┌────────

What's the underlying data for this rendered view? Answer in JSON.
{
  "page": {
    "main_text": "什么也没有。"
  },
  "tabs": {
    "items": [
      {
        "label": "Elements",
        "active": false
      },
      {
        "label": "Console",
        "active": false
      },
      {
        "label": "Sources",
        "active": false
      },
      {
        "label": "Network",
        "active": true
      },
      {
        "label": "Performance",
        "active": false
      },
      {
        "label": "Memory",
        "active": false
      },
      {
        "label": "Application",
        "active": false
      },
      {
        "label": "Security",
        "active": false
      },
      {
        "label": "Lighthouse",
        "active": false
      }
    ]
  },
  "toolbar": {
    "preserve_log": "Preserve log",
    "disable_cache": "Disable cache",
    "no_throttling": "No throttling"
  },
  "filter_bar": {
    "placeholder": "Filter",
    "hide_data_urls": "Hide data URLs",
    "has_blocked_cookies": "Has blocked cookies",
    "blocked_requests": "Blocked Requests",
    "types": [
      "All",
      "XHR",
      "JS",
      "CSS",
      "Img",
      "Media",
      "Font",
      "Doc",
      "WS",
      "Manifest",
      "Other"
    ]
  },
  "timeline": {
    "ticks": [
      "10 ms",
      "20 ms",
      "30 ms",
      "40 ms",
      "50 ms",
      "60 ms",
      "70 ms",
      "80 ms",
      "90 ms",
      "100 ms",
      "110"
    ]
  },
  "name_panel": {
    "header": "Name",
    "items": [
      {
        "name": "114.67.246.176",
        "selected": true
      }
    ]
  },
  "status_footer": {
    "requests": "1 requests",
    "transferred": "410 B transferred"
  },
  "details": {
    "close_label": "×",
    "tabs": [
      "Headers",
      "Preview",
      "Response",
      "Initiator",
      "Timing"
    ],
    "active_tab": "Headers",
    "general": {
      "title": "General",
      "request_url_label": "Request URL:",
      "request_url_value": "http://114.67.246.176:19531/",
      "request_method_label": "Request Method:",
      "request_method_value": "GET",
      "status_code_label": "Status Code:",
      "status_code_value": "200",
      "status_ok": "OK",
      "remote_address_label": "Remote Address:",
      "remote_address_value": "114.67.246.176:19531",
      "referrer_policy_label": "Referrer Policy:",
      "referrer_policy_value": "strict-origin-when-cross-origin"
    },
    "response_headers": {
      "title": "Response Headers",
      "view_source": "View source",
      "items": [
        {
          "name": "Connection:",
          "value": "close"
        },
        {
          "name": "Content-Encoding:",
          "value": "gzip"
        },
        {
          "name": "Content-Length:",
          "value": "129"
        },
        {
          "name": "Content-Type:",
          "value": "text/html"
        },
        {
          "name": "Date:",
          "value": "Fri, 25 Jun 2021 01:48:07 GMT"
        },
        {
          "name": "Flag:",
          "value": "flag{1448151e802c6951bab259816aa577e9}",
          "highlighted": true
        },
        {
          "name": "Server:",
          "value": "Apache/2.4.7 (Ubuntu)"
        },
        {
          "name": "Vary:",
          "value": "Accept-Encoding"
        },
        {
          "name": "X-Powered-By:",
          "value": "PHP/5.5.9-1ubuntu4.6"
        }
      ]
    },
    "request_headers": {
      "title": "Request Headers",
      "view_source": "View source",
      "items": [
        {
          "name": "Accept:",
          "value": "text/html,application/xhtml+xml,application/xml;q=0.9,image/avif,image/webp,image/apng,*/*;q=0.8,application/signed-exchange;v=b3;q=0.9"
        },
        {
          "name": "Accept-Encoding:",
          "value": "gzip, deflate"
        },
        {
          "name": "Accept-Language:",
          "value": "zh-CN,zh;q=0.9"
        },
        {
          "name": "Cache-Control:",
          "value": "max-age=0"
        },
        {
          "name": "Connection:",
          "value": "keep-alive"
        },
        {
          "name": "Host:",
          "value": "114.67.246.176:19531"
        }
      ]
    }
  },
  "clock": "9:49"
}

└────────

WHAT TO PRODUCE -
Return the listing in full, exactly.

EXERCISE ANSWER -
What's the underlying data for this rendered view? Answer in JSON.
{
  "page": {
    "main_text": "什么也没有。"
  },
  "tabs": {
    "items": [
      {
        "label": "Elements",
        "active": false
      },
      {
        "label": "Console",
        "active": false
      },
      {
        "label": "Sources",
        "active": false
      },
      {
        "label": "Network",
        "active": true
      },
      {
        "label": "Performance",
        "active": false
      },
      {
        "label": "Memory",
        "active": false
      },
      {
        "label": "Application",
        "active": false
      },
      {
        "label": "Security",
        "active": false
      },
      {
        "label": "Lighthouse",
        "active": false
      }
    ]
  },
  "toolbar": {
    "preserve_log": "Preserve log",
    "disable_cache": "Disable cache",
    "no_throttling": "No throttling"
  },
  "filter_bar": {
    "placeholder": "Filter",
    "hide_data_urls": "Hide data URLs",
    "has_blocked_cookies": "Has blocked cookies",
    "blocked_requests": "Blocked Requests",
    "types": [
      "All",
      "XHR",
      "JS",
      "CSS",
      "Img",
      "Media",
      "Font",
      "Doc",
      "WS",
      "Manifest",
      "Other"
    ]
  },
  "timeline": {
    "ticks": [
      "10 ms",
      "20 ms",
      "30 ms",
      "40 ms",
      "50 ms",
      "60 ms",
      "70 ms",
      "80 ms",
      "90 ms",
      "100 ms",
      "110"
    ]
  },
  "name_panel": {
    "header": "Name",
    "items": [
      {
        "name": "114.67.246.176",
        "selected": true
      }
    ]
  },
  "status_footer": {
    "requests": "1 requests",
    "transferred": "410 B transferred"
  },
  "details": {
    "close_label": "×",
    "tabs": [
      "Headers",
      "Preview",
      "Response",
      "Initiator",
      "Timing"
    ],
    "active_tab": "Headers",
    "general": {
      "title": "General",
      "request_url_label": "Request URL:",
      "request_url_value": "http://114.67.246.176:19531/",
      "request_method_label": "Request Method:",
      "request_method_value": "GET",
      "status_code_label": "Status Code:",
      "status_code_value": "200",
      "status_ok": "OK",
      "remote_address_label": "Remote Address:",
      "remote_address_value": "114.67.246.176:19531",
      "referrer_policy_label": "Referrer Policy:",
      "referrer_policy_value": "strict-origin-when-cross-origin"
    },
    "response_headers": {
      "title": "Response Headers",
      "view_source": "View source",
      "items": [
        {
          "name": "Connection:",
          "value": "close"
        },
        {
          "name": "Content-Encoding:",
          "value": "gzip"
        },
        {
          "name": "Content-Length:",
          "value": "129"
        },
        {
          "name": "Content-Type:",
          "value": "text/html"
        },
        {
          "name": "Date:",
          "value": "Fri, 25 Jun 2021 01:48:07 GMT"
        },
        {
          "name": "Flag:",
          "value": "flag{1448151e802c6951bab259816aa577e9}",
          "highlighted": true
        },
        {
          "name": "Server:",
          "value": "Apache/2.4.7 (Ubuntu)"
        },
        {
          "name": "Vary:",
          "value": "Accept-Encoding"
        },
        {
          "name": "X-Powered-By:",
          "value": "PHP/5.5.9-1ubuntu4.6"
        }
      ]
    },
    "request_headers": {
      "title": "Request Headers",
      "view_source": "View source",
      "items": [
        {
          "name": "Accept:",
          "value": "text/html,application/xhtml+xml,application/xml;q=0.9,image/avif,image/webp,image/apng,*/*;q=0.8,application/signed-exchange;v=b3;q=0.9"
        },
        {
          "name": "Accept-Encoding:",
          "value": "gzip, deflate"
        },
        {
          "name": "Accept-Language:",
          "value": "zh-CN,zh;q=0.9"
        },
        {
          "name": "Cache-Control:",
          "value": "max-age=0"
        },
        {
          "name": "Connection:",
          "value": "keep-alive"
        },
        {
          "name": "Host:",
          "value": "114.67.246.176:19531"
        }
      ]
    }
  },
  "clock": "9:49"
}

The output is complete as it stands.